But as Sci-Hub grew in popularity, academic publishers grew alarmed.
Sci-Hub posed a direct threat to their business model.
But even after receiving the “YOU HAVE BEEN SUED” email, Elbakyan was surprisingly relaxed. The publicity made Sci-Hub bigger, transforming it into the largest Open Access academic resource in the world.
In just six years of existence, Sci-Hub had become a juggernaut: the 64.5 million papers it hosted represented two-thirds of published research, and it was available to anyone.
“I remember when the administrator at Lib Gen sent me this news and said something like ‘Well, that’s...
that’s a real problem.’ There’s no literal translation,” Elbakyan tells me in Russian.
The server hosted Sci-Hub, a website with over 64 million academic papers available for free to anybody in the world.
It was the reason that, one day in June 2015, Alexandra Elbakyan, the student and programmer with a futurist streak and a love for neuroscience blogs, opened her email to a message from the world’s largest publisher: “YOU HAVE BEEN SUED.” It wasn’t long before an administrator at Library Genesis, another pirate repository named in the lawsuit, emailed her about the announcement.
Even Harvard said in 2012 that it couldn’t afford journals’ rising fees, citing, in particular, two publishers that had inflated their rates by 145 percent within six years.

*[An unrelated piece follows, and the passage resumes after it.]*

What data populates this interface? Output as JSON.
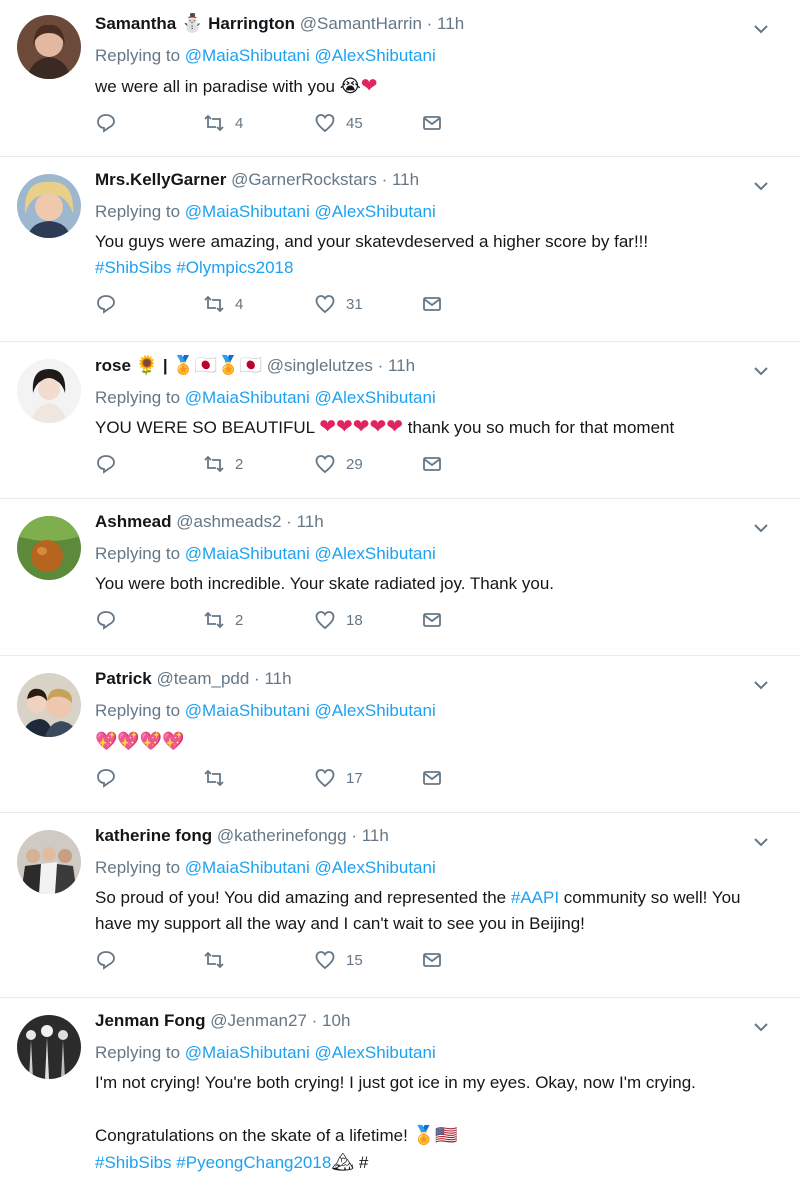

Germany’s University of Konstanz dropped its subscription to Elsevier’s journals in 2014, saying its prices had increased by 30 percent in five years.